LONDON – In a widely anticipated move, the activist investor Nelson Peltz has become a non-executive director of Unilever, and a member of its compensation committee, sending Unilever’s shares up 7.5 percent to 37.58 pounds in early morning trading.
Peltz is the billionaire CEO and a founding partner of Trian Fund Management, an activist hedge fund. Unilever confirmed Tuesday that Trian has also taken a minority stake in the company.
According to British media reports, he began building up shares in Unilever earlier this year after the consumer giant’s botched attempt to purchase GlaxoSmithKline’s Consumer Health business, a move that irked shareholders, tarnished the image of CEO Alan Jope and saw Unilever’s share price collapse.
Although Unilever, parent of brands including Dove, Vaseline and Magnum, and Trian never actually confirmed that Peltz had become a shareholder, the markets were aware, and hoping that he’d join the board, as he did with Procter & Gamble a few years ago.
At one point, Unilever’s share price spiked 6 percent on reports that Trian had taken a stake in the company.
Peltz, who actively works with executives to help turn companies around, has also served on the boards of food and beverage conglomerates H.J. Heinz Company and Mondelēz International.
Unilever chair Nils Andersen said the company has held “extensive and constructive discussions” with Peltz and the Trian team, and believes that “Nelson’s experience in the global consumer goods industry will be of value to Unilever as we continue to drive the performance of our business. We look forward to working closely together to create long term sustainable value for our shareholders and wider stakeholders.”
Peltz, whose appointment is effective from July 20, said he was “delighted” to be joining the Board of Unilever.
“We believe it is a company with significant potential through leveraging its portfolio of strong consumer brands and its geographical footprint. Trian has made a considerable investment in Unilever. We look forward to working collaboratively with management and the board to help drive Unilever’s strategy, operations, sustainability, and shareholder value for the benefit of all stakeholders.”
On Tuesday, Trian said it manages funds that hold interests in approximately 37.4 million ordinary shares of Unilever, constituting approximately 1.5 percent of Unilever’s share capital.
James Edwardes Jones of RBC Europe said in a flash statement following the announcement that the news was positive for Unilever.
“We hope Peltz can stimulate positive changes to culture, remuneration and organizational structure like he did at P&G. If not that, at least the presence of an activist investor can drive collaboration amongst Unilever’s other shareholders and raise Unilever’s profile in the media to increase accountability of ongoing changes.”
Edwardes Jones added that at P&G, Peltz “stimulated changes to culture, remuneration and organizational structure. Although he isn’t completely responsible for the much-improved company P&G is today, he was a factor. We hope his presence can motivate similar changes at Unilever as well as drive cross-investor engagement. It should also raise the media profile of Unilever’s ongoing changes and drive accountability.”

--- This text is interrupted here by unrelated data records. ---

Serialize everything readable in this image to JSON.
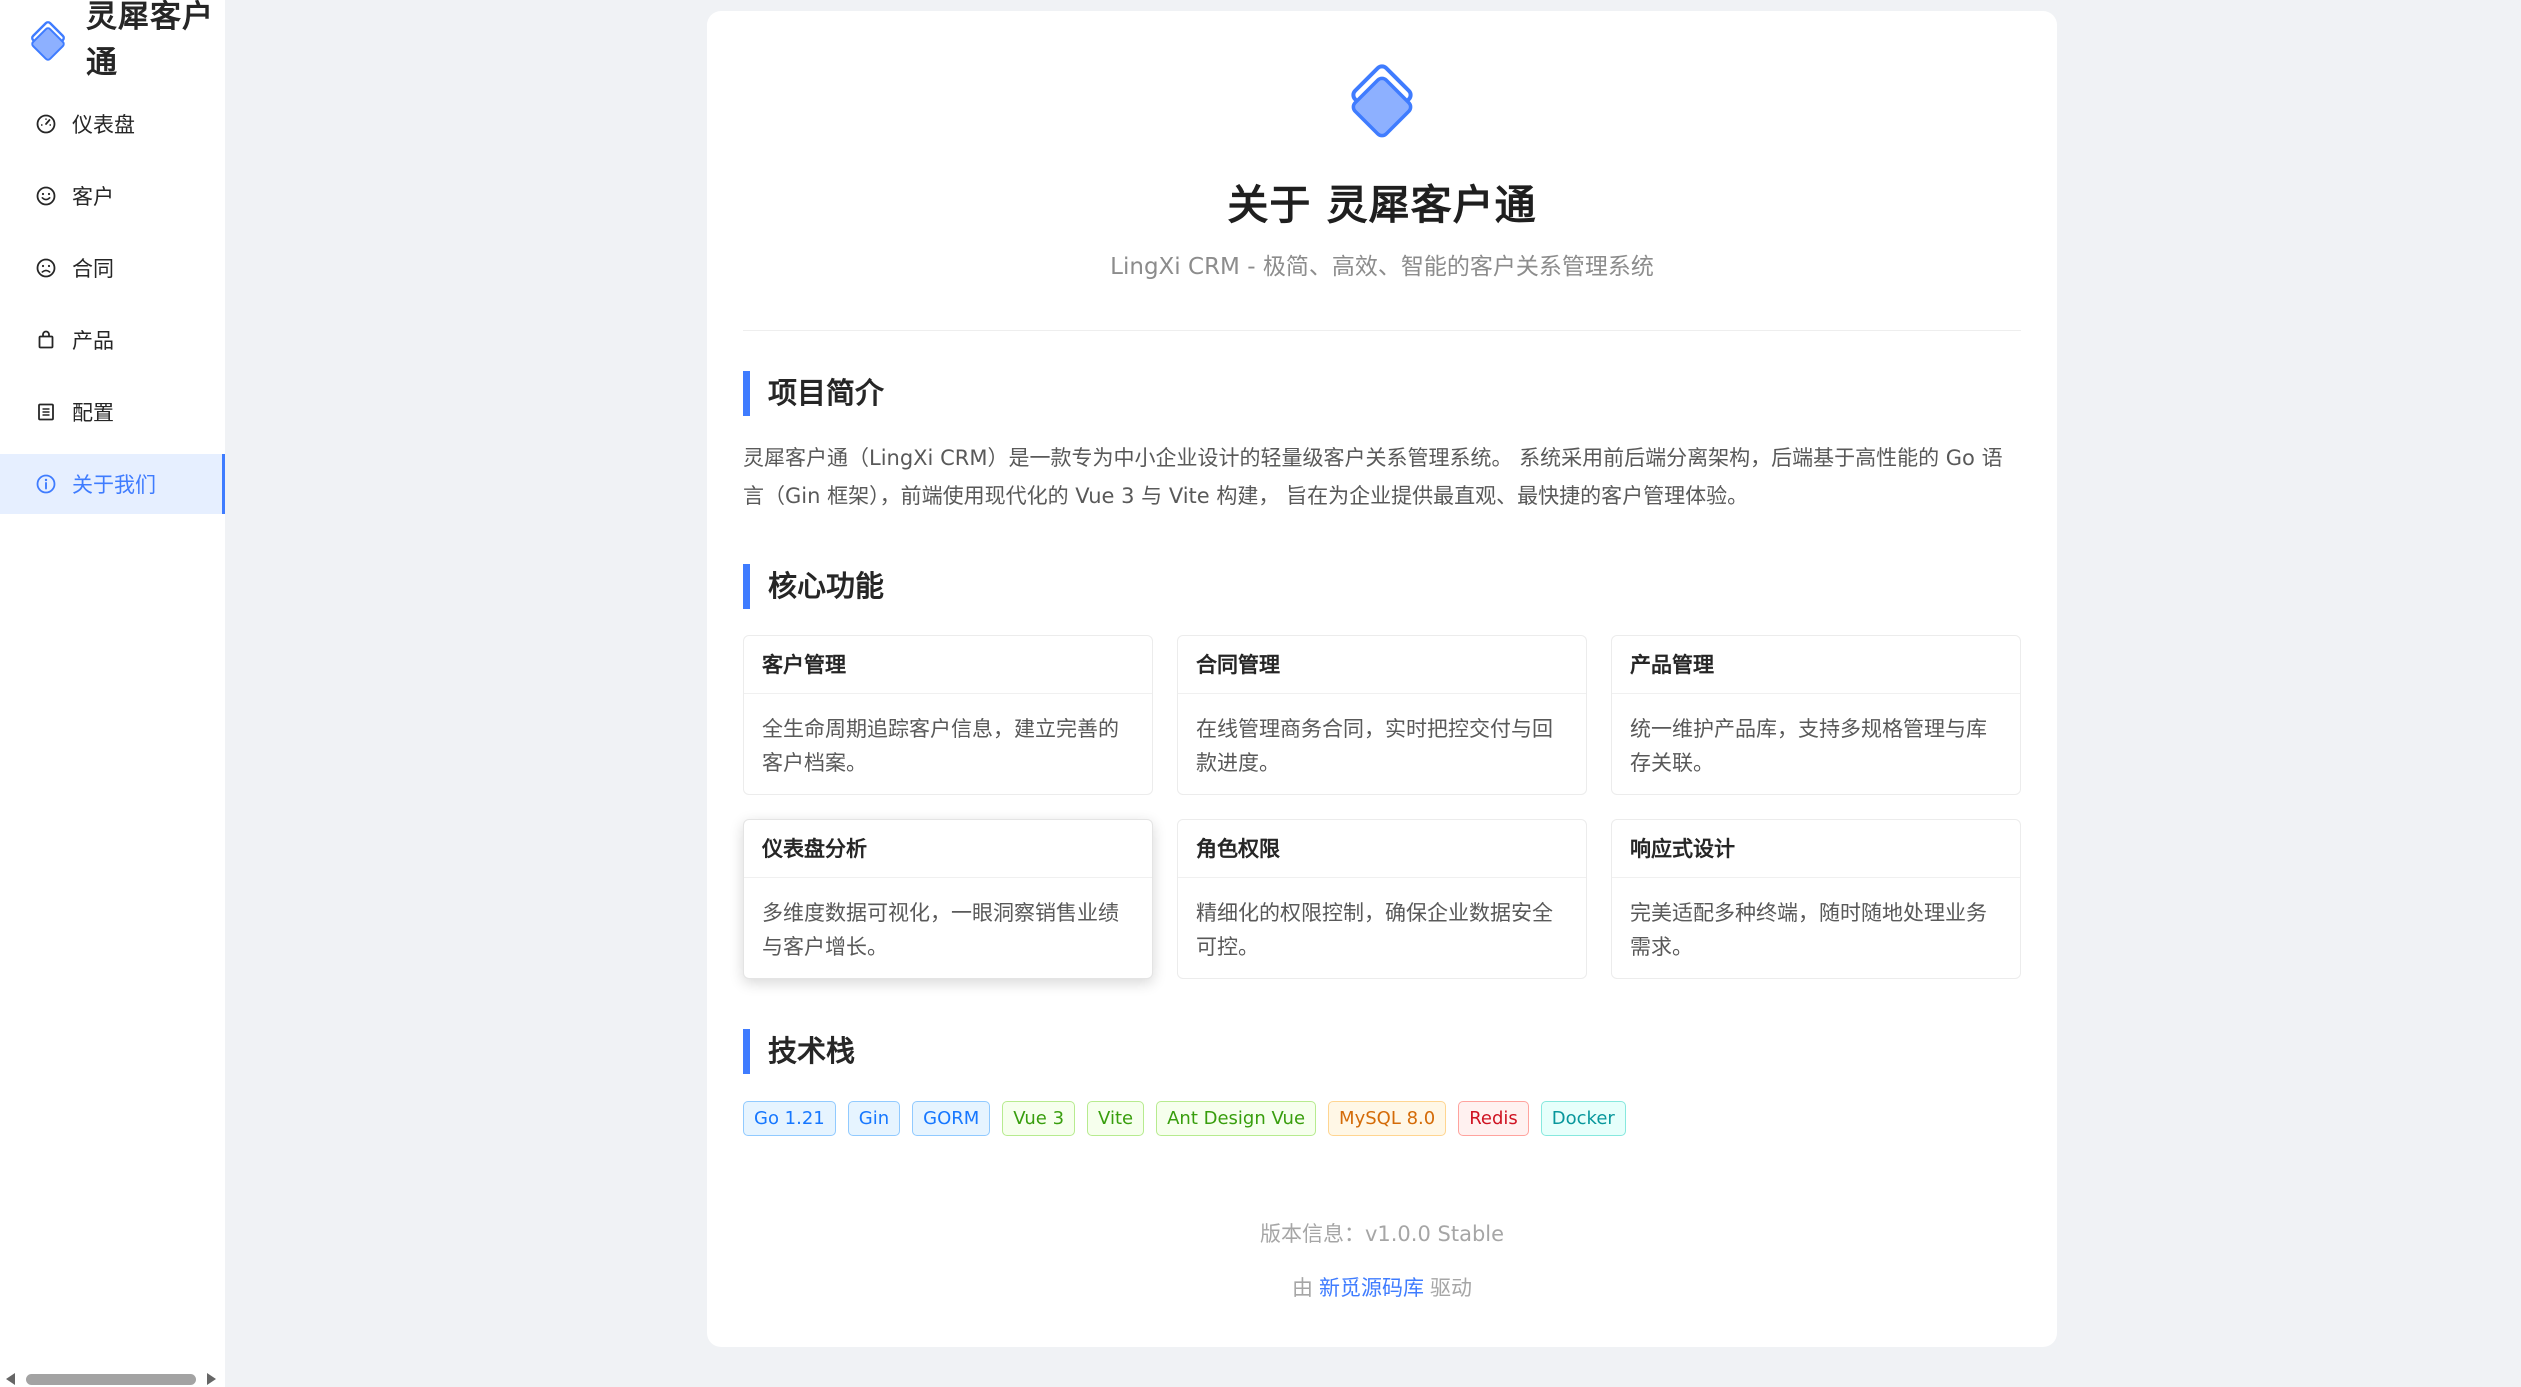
{
  "brand": {
    "name": "灵犀客户通",
    "logo_icon": "diamond-logo-icon",
    "accent_color": "#3f7cff"
  },
  "sidebar": {
    "items": [
      {
        "label": "仪表盘",
        "icon": "dashboard-icon",
        "active": false
      },
      {
        "label": "客户",
        "icon": "smile-icon",
        "active": false
      },
      {
        "label": "合同",
        "icon": "frown-icon",
        "active": false
      },
      {
        "label": "产品",
        "icon": "shopping-bag-icon",
        "active": false
      },
      {
        "label": "配置",
        "icon": "list-icon",
        "active": false
      },
      {
        "label": "关于我们",
        "icon": "info-icon",
        "active": true
      }
    ]
  },
  "about": {
    "title_prefix": "关于",
    "title_name": "灵犀客户通",
    "subtitle": "LingXi CRM - 极简、高效、智能的客户关系管理系统",
    "intro": {
      "heading": "项目简介",
      "text": "灵犀客户通（LingXi CRM）是一款专为中小企业设计的轻量级客户关系管理系统。 系统采用前后端分离架构，后端基于高性能的 Go 语言（Gin 框架），前端使用现代化的 Vue 3 与 Vite 构建， 旨在为企业提供最直观、最快捷的客户管理体验。"
    },
    "features": {
      "heading": "核心功能",
      "items": [
        {
          "title": "客户管理",
          "desc": "全生命周期追踪客户信息，建立完善的客户档案。"
        },
        {
          "title": "合同管理",
          "desc": "在线管理商务合同，实时把控交付与回款进度。"
        },
        {
          "title": "产品管理",
          "desc": "统一维护产品库，支持多规格管理与库存关联。"
        },
        {
          "title": "仪表盘分析",
          "desc": "多维度数据可视化，一眼洞察销售业绩与客户增长。"
        },
        {
          "title": "角色权限",
          "desc": "精细化的权限控制，确保企业数据安全可控。"
        },
        {
          "title": "响应式设计",
          "desc": "完美适配多种终端，随时随地处理业务需求。"
        }
      ]
    },
    "tech": {
      "heading": "技术栈",
      "tags": [
        {
          "label": "Go 1.21",
          "color": "blue"
        },
        {
          "label": "Gin",
          "color": "blue"
        },
        {
          "label": "GORM",
          "color": "blue"
        },
        {
          "label": "Vue 3",
          "color": "green"
        },
        {
          "label": "Vite",
          "color": "green"
        },
        {
          "label": "Ant Design Vue",
          "color": "green"
        },
        {
          "label": "MySQL 8.0",
          "color": "orange"
        },
        {
          "label": "Redis",
          "color": "red"
        },
        {
          "label": "Docker",
          "color": "cyan"
        }
      ]
    },
    "version": {
      "label": "版本信息：",
      "value": "v1.0.0 Stable"
    },
    "powered": {
      "prefix": "由",
      "link": "新觅源码库",
      "suffix": "驱动"
    }
  }
}
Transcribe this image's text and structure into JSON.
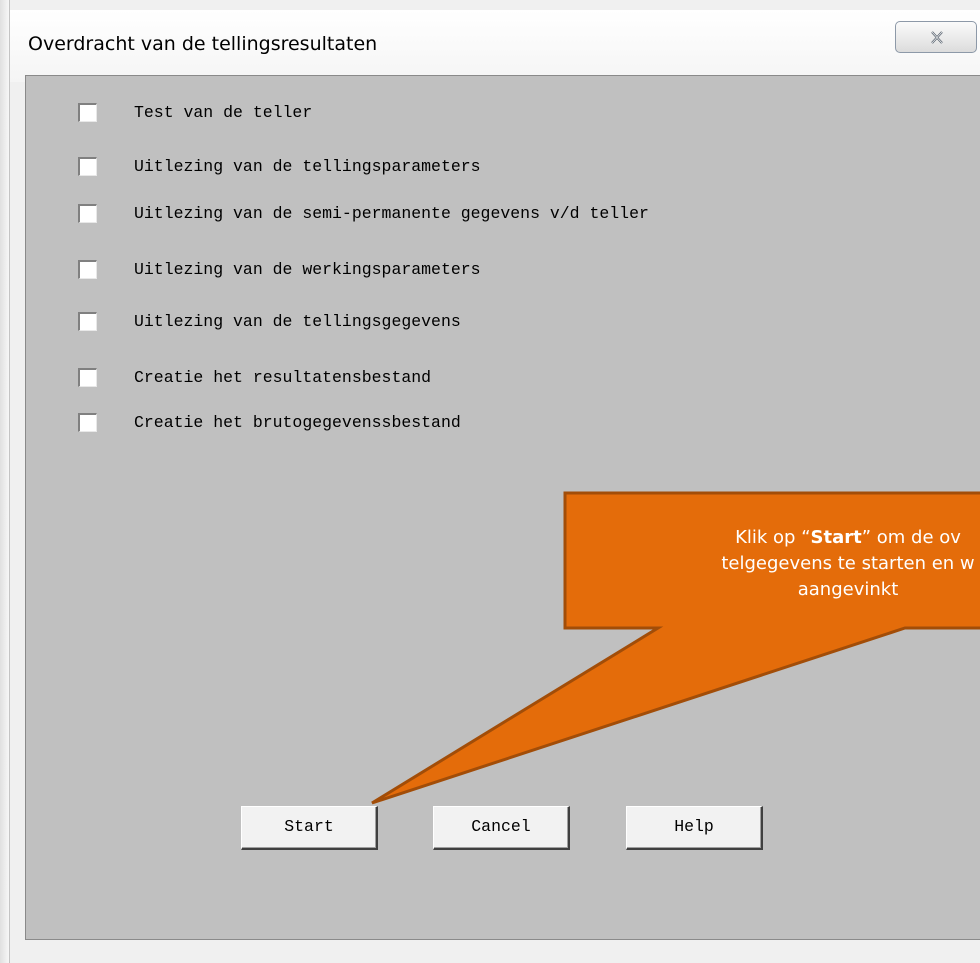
{
  "window": {
    "title": "Overdracht van de tellingsresultaten",
    "close_icon": "close-icon"
  },
  "options": [
    {
      "label": "Test van de teller",
      "checked": false
    },
    {
      "label": "Uitlezing van de tellingsparameters",
      "checked": false
    },
    {
      "label": "Uitlezing van de semi-permanente gegevens v/d teller",
      "checked": false
    },
    {
      "label": "Uitlezing van de werkingsparameters",
      "checked": false
    },
    {
      "label": "Uitlezing van de tellingsgegevens",
      "checked": false
    },
    {
      "label": "Creatie het resultatensbestand",
      "checked": false
    },
    {
      "label": "Creatie het brutogegevenssbestand",
      "checked": false
    }
  ],
  "buttons": {
    "start": "Start",
    "cancel": "Cancel",
    "help": "Help"
  },
  "callout": {
    "line1_before": "Klik op “",
    "line1_bold": "Start",
    "line1_after": "” om de ov",
    "line2": "telgegevens te starten en w",
    "line3": "aangevinkt",
    "fill_color": "#e46c0a",
    "border_color": "#a24d08"
  },
  "colors": {
    "dialog_background": "#c0c0c0",
    "titlebar": "#ffffff"
  }
}
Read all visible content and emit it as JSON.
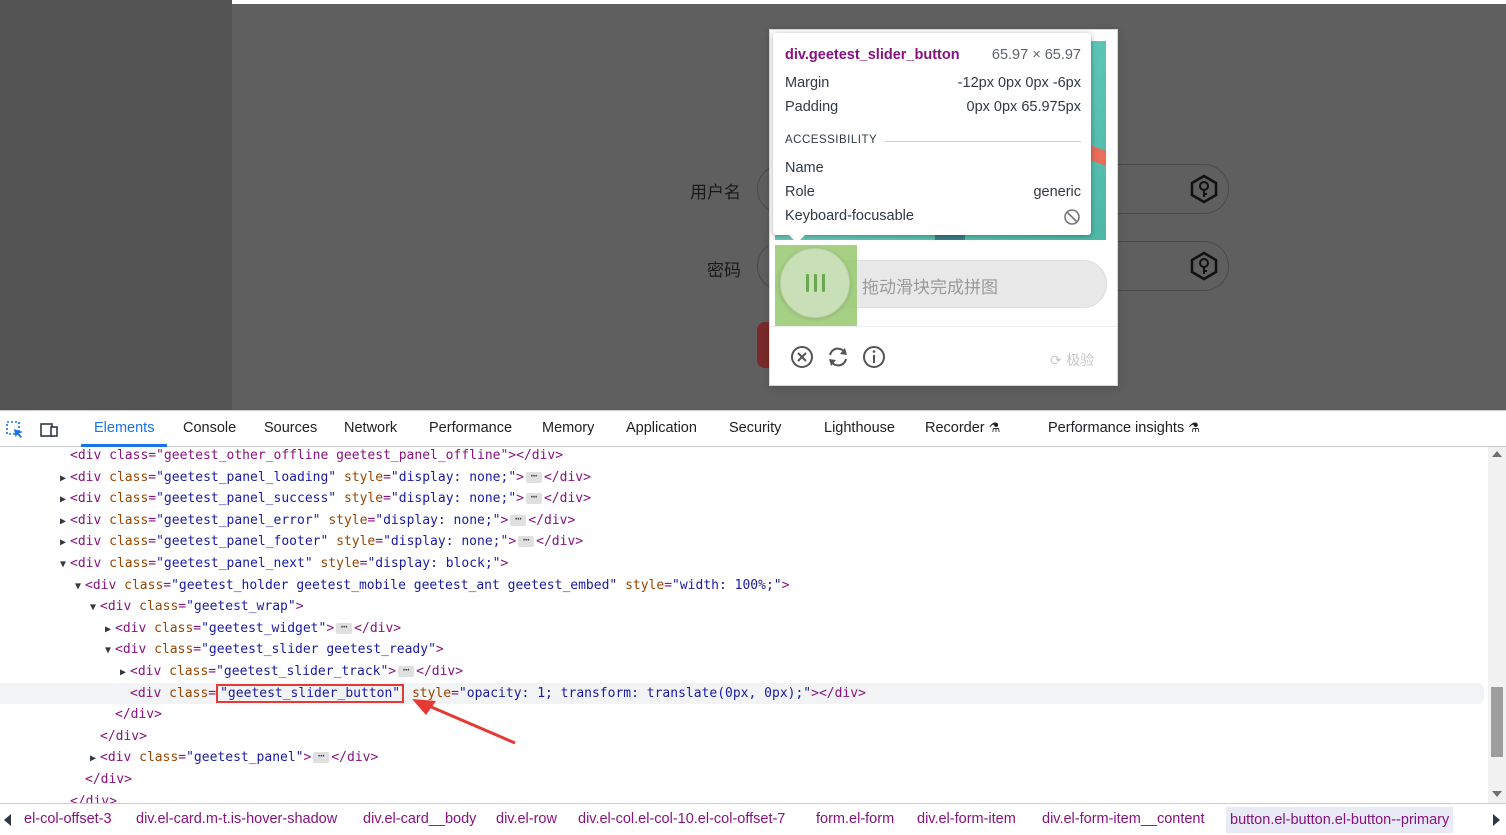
{
  "page": {
    "username_label": "用户名",
    "password_label": "密码"
  },
  "captcha": {
    "slider_text": "拖动滑块完成拼图",
    "brand": "极验",
    "icons": [
      "close-circle-icon",
      "refresh-icon",
      "info-icon"
    ]
  },
  "tooltip": {
    "element": "div.geetest_slider_button",
    "dimensions": "65.97 × 65.97",
    "margin_label": "Margin",
    "margin_value": "-12px 0px 0px -6px",
    "padding_label": "Padding",
    "padding_value": "0px 0px 65.975px",
    "section": "ACCESSIBILITY",
    "name_label": "Name",
    "name_value": "",
    "role_label": "Role",
    "role_value": "generic",
    "keyboard_label": "Keyboard-focusable"
  },
  "devtools": {
    "tabs": [
      "Elements",
      "Console",
      "Sources",
      "Network",
      "Performance",
      "Memory",
      "Application",
      "Security",
      "Lighthouse",
      "Recorder",
      "Performance insights"
    ],
    "active_tab": "Elements",
    "lines": [
      {
        "indent": 0,
        "t": "",
        "open": "<div class=\"geetest_other_offline geetest_panel_offline\"></div>"
      },
      {
        "indent": 0,
        "t": "▶",
        "cls": "geetest_panel_loading",
        "style": "display: none;",
        "collapsed": true
      },
      {
        "indent": 0,
        "t": "▶",
        "cls": "geetest_panel_success",
        "style": "display: none;",
        "collapsed": true
      },
      {
        "indent": 0,
        "t": "▶",
        "cls": "geetest_panel_error",
        "style": "display: none;",
        "collapsed": true
      },
      {
        "indent": 0,
        "t": "▶",
        "cls": "geetest_panel_footer",
        "style": "display: none;",
        "collapsed": true
      },
      {
        "indent": 0,
        "t": "▼",
        "cls": "geetest_panel_next",
        "style": "display: block;",
        "collapsed": false
      },
      {
        "indent": 1,
        "t": "▼",
        "cls": "geetest_holder geetest_mobile geetest_ant geetest_embed",
        "style": "width: 100%;",
        "collapsed": false
      },
      {
        "indent": 2,
        "t": "▼",
        "cls": "geetest_wrap",
        "collapsed": false
      },
      {
        "indent": 3,
        "t": "▶",
        "cls": "geetest_widget",
        "collapsed": true
      },
      {
        "indent": 3,
        "t": "▼",
        "cls": "geetest_slider geetest_ready",
        "collapsed": false
      },
      {
        "indent": 4,
        "t": "▶",
        "cls": "geetest_slider_track",
        "collapsed": true
      },
      {
        "indent": 4,
        "t": "",
        "cls": "geetest_slider_button",
        "style": "opacity: 1; transform: translate(0px, 0px);",
        "collapsed": "empty",
        "selected": true
      },
      {
        "indent": 3,
        "t": "",
        "close": "</div>"
      },
      {
        "indent": 2,
        "t": "",
        "close": "</div>"
      },
      {
        "indent": 2,
        "t": "▶",
        "cls": "geetest_panel",
        "collapsed": true
      },
      {
        "indent": 1,
        "t": "",
        "close": "</div>"
      },
      {
        "indent": 0,
        "t": "",
        "close": "</div>"
      }
    ],
    "breadcrumb": [
      "el-col-offset-3",
      "div.el-card.m-t.is-hover-shadow",
      "div.el-card__body",
      "div.el-row",
      "div.el-col.el-col-10.el-col-offset-7",
      "form.el-form",
      "div.el-form-item",
      "div.el-form-item__content",
      "button.el-button.el-button--primary"
    ]
  }
}
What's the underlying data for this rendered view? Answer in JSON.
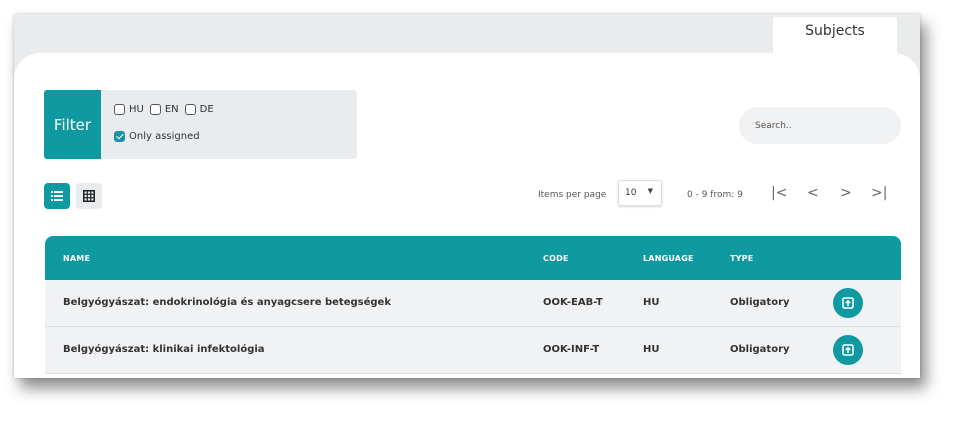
{
  "tab": {
    "label": "Subjects"
  },
  "filter": {
    "label": "Filter",
    "languages": [
      {
        "code": "HU",
        "checked": false
      },
      {
        "code": "EN",
        "checked": false
      },
      {
        "code": "DE",
        "checked": false
      }
    ],
    "only_assigned": {
      "label": "Only assigned",
      "checked": true
    }
  },
  "search": {
    "placeholder": "Search.."
  },
  "view": {
    "list_icon": "list-view-icon",
    "grid_icon": "grid-view-icon",
    "active": "list"
  },
  "pager": {
    "items_per_page_label": "Items per page",
    "items_per_page": "10",
    "range": "0 - 9 from: 9",
    "first": "|<",
    "prev": "<",
    "next": ">",
    "last": ">|"
  },
  "table": {
    "columns": [
      "NAME",
      "CODE",
      "LANGUAGE",
      "TYPE"
    ],
    "rows": [
      {
        "name": "Belgyógyászat: endokrinológia és anyagcsere betegségek",
        "code": "OOK-EAB-T",
        "language": "HU",
        "type": "Obligatory"
      },
      {
        "name": "Belgyógyászat: klinikai infektológia",
        "code": "OOK-INF-T",
        "language": "HU",
        "type": "Obligatory"
      }
    ]
  },
  "colors": {
    "accent": "#0f9aa1",
    "background": "#e9ebed",
    "row": "#f1f2f4"
  }
}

Peltz served on the board of Procter & Gamble from 2018 until August 2021, working alongside the CEO and management, ultimately improving the conglomerate’s fortunes.
The British media reported earlier this year that Peltz and his team could easily take a similar approach at Unilever.
In February, Jefferies said that Trian’s investment in Unilever was likely to be “materially positive” for the Unilever shares as the fund has proven over time to be “notably well-informed analysts of their portfolio companies and ‘constructivist’ in approach.”
The bank speculated that Trian would likely push Unilever to make some quick brand disposals in the slow-growing foods business, or split the food and personal care divisions altogether, via a sale or a spin-off.
Both moves — not to mention having an activist investor breathing down management’s back — would pile even more pressure on Jope, who was ultimately responsible for the fumbled GSK bid.
Peltz is also the new father-in-law of Brooklyn Beckham.
His daughter Nicola, an actress and director, married Beckham earlier this year at the family’s Montserrel family estate in Palm Beach, Fla., with festivities, celebrity performances and a star-studded guest list. Nelson Peltz asked guests to make donations to Ukraine in lieu of wedding gifts.